A few years ago I wrote a piece about Belfast’s forgotten memorial to victims of the Troubles in Jubilee Square. We include it in our tours and tell our guests about how it is the only outdoor public memorial related to the Troubles in Belfast and that it was installed in 1976 to commemorate the 1,500 people who (at that point) had lost their lives to the conflict.

It was commissioned by the Irish Congress of Trade Unions (ICTU), designed by the famed Dublin artist Robert Ballagh, (who also sold Phil Lynott of Thin Lizzy his first bass guitar!) and created by the Irish ceramicist Stephen Pearce.

Ballagh had previously painted a number of pictures depicting the violence of the Troubles.  The memorial wall however is more abstract – a mosaic of green and brown terracotta numbered tiles in a variety of sequences, but ultimately listing every digit from one to one thousand five hundred.

A closeup of Belfast's forgotten memorial to victims of the Troubles by Robert Ballagh


At the bottom right hand corner there is a dedication which reads:

“To The Memory Of Those Who Died From Violence From July 1969 To April 1976.

Designed By Robert Ballagh

Made By Steve”

The dedication on Belfast's forgotten memorial to victims of the Troubles by Robert Ballagh and Steven Pearse

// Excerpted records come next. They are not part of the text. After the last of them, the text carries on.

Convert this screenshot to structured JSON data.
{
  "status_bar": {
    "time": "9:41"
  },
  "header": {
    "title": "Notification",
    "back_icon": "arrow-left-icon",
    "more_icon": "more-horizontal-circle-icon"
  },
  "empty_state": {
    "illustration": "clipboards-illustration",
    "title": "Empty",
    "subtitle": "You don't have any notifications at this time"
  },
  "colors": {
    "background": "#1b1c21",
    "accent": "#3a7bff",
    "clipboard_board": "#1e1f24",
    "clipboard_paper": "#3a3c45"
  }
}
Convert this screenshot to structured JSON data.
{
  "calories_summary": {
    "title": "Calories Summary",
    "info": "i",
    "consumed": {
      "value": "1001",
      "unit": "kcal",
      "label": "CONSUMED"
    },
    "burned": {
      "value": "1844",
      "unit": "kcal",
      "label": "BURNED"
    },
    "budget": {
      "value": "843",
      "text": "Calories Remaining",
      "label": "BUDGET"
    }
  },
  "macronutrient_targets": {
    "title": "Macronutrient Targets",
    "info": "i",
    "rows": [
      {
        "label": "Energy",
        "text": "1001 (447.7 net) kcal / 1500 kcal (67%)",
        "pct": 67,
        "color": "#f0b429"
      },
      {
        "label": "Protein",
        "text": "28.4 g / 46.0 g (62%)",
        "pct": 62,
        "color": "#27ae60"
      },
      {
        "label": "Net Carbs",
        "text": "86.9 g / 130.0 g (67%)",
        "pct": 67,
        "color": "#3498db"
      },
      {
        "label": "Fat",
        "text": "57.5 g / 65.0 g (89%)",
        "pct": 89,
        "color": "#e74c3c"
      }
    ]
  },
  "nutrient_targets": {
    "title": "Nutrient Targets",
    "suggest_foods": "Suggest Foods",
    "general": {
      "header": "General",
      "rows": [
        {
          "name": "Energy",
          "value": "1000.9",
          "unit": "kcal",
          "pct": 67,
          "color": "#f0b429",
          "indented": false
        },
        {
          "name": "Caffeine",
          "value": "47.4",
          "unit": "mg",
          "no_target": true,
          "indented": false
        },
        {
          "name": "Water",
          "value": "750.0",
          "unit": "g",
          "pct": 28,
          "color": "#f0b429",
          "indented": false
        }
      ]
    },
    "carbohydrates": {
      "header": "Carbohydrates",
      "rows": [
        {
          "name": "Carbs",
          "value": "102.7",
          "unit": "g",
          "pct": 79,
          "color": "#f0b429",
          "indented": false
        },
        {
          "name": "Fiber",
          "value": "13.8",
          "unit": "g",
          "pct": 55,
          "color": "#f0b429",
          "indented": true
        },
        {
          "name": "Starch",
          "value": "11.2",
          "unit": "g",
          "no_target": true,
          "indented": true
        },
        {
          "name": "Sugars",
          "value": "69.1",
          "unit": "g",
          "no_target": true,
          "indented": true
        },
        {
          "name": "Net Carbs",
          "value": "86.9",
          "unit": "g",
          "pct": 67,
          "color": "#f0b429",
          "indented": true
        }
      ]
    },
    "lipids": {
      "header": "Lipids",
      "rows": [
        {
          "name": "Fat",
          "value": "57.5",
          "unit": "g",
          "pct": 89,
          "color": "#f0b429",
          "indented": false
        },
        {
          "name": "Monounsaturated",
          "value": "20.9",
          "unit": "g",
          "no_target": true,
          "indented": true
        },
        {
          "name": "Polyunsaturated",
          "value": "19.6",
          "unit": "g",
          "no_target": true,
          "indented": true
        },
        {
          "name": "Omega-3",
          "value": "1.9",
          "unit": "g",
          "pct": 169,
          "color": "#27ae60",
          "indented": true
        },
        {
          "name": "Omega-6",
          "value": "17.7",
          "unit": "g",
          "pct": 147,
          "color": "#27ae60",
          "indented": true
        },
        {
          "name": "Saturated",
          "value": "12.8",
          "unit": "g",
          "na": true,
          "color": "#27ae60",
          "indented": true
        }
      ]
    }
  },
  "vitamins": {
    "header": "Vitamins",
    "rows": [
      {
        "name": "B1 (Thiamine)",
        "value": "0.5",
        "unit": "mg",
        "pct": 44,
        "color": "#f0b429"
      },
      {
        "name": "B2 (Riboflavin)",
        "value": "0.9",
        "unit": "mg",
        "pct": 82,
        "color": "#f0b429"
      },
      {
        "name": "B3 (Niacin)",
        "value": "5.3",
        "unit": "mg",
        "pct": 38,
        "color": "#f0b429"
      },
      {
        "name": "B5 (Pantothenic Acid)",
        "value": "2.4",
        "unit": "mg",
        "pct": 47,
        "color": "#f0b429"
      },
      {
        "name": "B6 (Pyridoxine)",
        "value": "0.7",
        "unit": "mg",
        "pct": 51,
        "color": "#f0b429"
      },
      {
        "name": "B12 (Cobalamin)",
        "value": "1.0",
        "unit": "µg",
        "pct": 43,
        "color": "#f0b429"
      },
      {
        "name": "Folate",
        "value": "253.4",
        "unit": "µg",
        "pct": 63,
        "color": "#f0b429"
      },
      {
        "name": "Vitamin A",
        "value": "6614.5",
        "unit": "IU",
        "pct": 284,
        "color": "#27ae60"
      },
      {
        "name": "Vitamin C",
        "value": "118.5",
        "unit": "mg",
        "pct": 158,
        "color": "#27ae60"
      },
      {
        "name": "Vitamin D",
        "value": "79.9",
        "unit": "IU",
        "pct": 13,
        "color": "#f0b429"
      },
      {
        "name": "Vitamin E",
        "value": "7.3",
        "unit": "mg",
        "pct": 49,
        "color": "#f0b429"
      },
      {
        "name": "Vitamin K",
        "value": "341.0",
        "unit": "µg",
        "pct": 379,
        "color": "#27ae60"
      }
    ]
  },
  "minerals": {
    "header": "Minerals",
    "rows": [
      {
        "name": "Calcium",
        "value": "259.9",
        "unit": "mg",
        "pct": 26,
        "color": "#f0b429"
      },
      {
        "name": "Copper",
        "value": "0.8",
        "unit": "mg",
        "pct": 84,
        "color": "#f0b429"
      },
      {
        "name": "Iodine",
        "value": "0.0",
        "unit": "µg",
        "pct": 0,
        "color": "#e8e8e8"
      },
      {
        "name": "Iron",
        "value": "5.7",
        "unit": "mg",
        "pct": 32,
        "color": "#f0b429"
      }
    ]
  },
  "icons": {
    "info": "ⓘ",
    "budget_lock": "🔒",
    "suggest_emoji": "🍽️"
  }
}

We noticed just before Christmas 2022 that the memorial had been defaced by graffiti. It’s very possible that whoever did it had no idea of the significance of the piece – from a distance it looks like a bricked-up doorway in the old perimeter wall of St. George’s Church.  In fact for a few years we led our walking tours right past it, never realising its importance – until one day we walked a little closer and realised what it was.

Nevertheless, we were disappointed when we realised that by February nothing had been done to clean the memorial.

Graffiti defacing the memorial


We contacted Belfast City councillors and they passed our concerns on to the council, but nothing happened.  We couldn’t help thinking that if the Titanic Memorial in the grounds of the City Hall had been spray painted, it would have been cleaned immediately. Months went by and we waited. We heard from other contacts that they had also raised it with the council and were told that they were “looking into it”. More months passed.

Then I just thought “Sod it, I’ll do it myself”.

Carefully cleaning up the memorial


I checked with a few ceramics experts to make sure I wasn’t risking doing any damage to the piece – they advised that nail varnish remover and cotton wool would be a safe approach. It took a few hours and a few trips to Gordon’s Chemists (where the assistant raised an eyebrow at the industrial quantities of stuff I was getting through) and I was knackered afterwards. But the memorial is clean and, if I do say so myself, looking good in the Belfast summer sun. I’m going to reward myself with a cider.

It would be nice to think it won’t happen again, though I may be a little over optimistic in thinking that. But if it does – well, at least the council now knows that nail varnish remover and cotton wool does the trick. Oh, and a good bit of elbow grease.

Special thanks to John Baucher for taking the action photos!

The memorial as it looks now.